The lines needed are those below that contain the word "пружності"; copy each one.

- _MATERIAL FOR THIS EXERCISE_:
== Segment start ==
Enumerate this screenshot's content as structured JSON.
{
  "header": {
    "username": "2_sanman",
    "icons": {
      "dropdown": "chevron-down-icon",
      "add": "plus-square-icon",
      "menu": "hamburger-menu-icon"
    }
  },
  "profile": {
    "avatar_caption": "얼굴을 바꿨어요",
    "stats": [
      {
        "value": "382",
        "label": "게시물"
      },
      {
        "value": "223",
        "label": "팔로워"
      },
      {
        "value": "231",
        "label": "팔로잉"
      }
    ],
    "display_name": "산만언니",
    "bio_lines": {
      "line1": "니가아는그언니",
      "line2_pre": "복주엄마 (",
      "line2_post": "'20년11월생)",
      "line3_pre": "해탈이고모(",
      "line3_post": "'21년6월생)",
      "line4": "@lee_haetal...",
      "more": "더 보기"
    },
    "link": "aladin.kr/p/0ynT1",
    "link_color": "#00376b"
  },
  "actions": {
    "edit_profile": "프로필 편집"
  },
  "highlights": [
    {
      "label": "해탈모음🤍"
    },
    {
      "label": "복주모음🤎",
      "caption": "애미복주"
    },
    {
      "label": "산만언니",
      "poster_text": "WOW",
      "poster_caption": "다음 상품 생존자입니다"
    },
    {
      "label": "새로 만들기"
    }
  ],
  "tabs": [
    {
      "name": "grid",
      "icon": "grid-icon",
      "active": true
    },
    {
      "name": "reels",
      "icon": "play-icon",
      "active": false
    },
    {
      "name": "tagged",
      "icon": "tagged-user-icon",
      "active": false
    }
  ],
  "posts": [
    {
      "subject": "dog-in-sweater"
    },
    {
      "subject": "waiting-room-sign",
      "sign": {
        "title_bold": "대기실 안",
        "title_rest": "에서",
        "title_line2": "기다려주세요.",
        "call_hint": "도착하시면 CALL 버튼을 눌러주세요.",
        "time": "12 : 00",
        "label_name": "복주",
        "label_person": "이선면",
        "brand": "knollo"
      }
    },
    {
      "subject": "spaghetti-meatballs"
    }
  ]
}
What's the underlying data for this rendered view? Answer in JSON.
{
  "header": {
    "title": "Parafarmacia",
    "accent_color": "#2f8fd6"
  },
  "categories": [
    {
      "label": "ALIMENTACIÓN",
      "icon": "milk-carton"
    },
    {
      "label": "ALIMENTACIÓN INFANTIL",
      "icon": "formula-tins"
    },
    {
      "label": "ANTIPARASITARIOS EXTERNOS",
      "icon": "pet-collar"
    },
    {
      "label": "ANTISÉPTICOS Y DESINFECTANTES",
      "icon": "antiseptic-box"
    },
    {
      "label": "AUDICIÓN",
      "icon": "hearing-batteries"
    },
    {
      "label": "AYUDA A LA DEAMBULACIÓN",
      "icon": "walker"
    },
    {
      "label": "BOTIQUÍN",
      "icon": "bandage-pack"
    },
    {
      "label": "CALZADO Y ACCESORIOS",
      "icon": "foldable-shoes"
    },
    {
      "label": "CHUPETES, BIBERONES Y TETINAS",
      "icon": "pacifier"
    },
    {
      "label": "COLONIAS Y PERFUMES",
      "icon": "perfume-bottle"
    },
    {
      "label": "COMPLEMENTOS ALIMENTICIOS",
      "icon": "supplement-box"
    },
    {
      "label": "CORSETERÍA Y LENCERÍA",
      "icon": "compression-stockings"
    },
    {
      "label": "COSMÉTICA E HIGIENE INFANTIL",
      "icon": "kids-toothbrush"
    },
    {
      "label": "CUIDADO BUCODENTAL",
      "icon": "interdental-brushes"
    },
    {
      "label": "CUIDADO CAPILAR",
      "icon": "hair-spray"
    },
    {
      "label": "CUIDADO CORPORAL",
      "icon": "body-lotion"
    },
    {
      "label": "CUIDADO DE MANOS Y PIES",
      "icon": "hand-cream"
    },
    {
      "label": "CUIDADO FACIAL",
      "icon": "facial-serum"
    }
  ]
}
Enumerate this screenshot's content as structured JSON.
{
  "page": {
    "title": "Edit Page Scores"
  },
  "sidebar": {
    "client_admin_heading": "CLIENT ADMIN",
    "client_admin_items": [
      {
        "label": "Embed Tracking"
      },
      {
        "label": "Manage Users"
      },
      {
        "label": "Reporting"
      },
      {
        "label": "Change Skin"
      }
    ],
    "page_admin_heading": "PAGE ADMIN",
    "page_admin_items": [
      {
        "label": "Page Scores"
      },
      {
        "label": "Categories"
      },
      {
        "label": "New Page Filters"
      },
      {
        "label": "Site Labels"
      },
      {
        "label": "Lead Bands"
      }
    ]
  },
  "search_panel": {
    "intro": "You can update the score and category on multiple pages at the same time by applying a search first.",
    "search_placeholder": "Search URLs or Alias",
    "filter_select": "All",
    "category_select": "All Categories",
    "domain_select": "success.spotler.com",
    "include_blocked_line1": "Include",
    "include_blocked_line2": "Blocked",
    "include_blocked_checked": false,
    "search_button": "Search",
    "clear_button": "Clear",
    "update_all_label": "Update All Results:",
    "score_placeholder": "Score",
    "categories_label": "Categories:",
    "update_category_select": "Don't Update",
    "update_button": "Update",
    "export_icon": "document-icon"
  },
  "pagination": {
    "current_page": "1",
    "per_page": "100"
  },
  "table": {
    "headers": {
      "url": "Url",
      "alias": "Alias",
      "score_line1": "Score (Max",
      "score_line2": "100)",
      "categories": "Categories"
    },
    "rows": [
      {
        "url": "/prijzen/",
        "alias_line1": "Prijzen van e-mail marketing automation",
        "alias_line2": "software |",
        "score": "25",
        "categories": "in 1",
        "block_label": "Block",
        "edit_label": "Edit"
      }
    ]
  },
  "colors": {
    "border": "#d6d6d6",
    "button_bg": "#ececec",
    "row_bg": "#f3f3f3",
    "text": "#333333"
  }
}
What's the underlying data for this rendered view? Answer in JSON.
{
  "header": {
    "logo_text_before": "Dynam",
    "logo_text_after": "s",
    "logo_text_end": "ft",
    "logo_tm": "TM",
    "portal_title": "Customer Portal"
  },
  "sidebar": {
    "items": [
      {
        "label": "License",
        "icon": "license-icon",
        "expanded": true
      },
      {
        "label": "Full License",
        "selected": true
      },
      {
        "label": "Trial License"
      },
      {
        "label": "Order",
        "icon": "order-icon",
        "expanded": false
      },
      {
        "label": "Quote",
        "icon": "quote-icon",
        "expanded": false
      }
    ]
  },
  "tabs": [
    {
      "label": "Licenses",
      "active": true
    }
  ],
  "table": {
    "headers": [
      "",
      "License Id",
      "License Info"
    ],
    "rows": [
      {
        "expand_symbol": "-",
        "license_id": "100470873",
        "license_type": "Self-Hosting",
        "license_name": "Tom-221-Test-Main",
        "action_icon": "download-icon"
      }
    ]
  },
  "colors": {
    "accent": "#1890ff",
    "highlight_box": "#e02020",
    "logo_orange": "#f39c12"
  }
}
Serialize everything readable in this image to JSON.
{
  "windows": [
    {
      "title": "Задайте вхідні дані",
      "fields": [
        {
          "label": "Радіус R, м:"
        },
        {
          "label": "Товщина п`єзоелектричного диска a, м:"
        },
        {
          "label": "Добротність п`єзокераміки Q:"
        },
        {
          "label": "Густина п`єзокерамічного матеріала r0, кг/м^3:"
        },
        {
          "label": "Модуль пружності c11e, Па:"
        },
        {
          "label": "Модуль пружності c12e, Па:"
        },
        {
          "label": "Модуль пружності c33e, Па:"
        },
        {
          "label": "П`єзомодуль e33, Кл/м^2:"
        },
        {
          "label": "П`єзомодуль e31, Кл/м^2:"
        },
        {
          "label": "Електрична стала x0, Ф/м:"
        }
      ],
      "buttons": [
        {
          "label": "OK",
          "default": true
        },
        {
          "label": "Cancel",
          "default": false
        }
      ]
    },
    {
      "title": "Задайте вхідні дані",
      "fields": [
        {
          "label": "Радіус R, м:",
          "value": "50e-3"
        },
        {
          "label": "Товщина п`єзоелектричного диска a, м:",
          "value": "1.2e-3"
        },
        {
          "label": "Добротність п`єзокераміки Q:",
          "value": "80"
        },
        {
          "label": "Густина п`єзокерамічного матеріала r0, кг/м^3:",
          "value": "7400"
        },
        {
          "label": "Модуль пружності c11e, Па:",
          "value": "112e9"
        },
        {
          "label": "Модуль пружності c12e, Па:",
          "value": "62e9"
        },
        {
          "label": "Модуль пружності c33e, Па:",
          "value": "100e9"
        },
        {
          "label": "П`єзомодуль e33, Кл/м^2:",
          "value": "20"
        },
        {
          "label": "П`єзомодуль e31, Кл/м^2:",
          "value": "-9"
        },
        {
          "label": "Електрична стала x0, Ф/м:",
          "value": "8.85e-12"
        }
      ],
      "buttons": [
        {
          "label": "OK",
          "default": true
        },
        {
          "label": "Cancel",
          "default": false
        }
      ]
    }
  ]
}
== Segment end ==
- _OUTPUT OF THE EXERCISE_:
          "label": "Модуль пружності c11e, Па:"
          "label": "Модуль пружності c12e, Па:"
          "label": "Модуль пружності c33e, Па:"
          "label": "Модуль пружності c11e, Па:",
          "label": "Модуль пружності c12e, Па:",
          "label": "Модуль пружності c33e, Па:",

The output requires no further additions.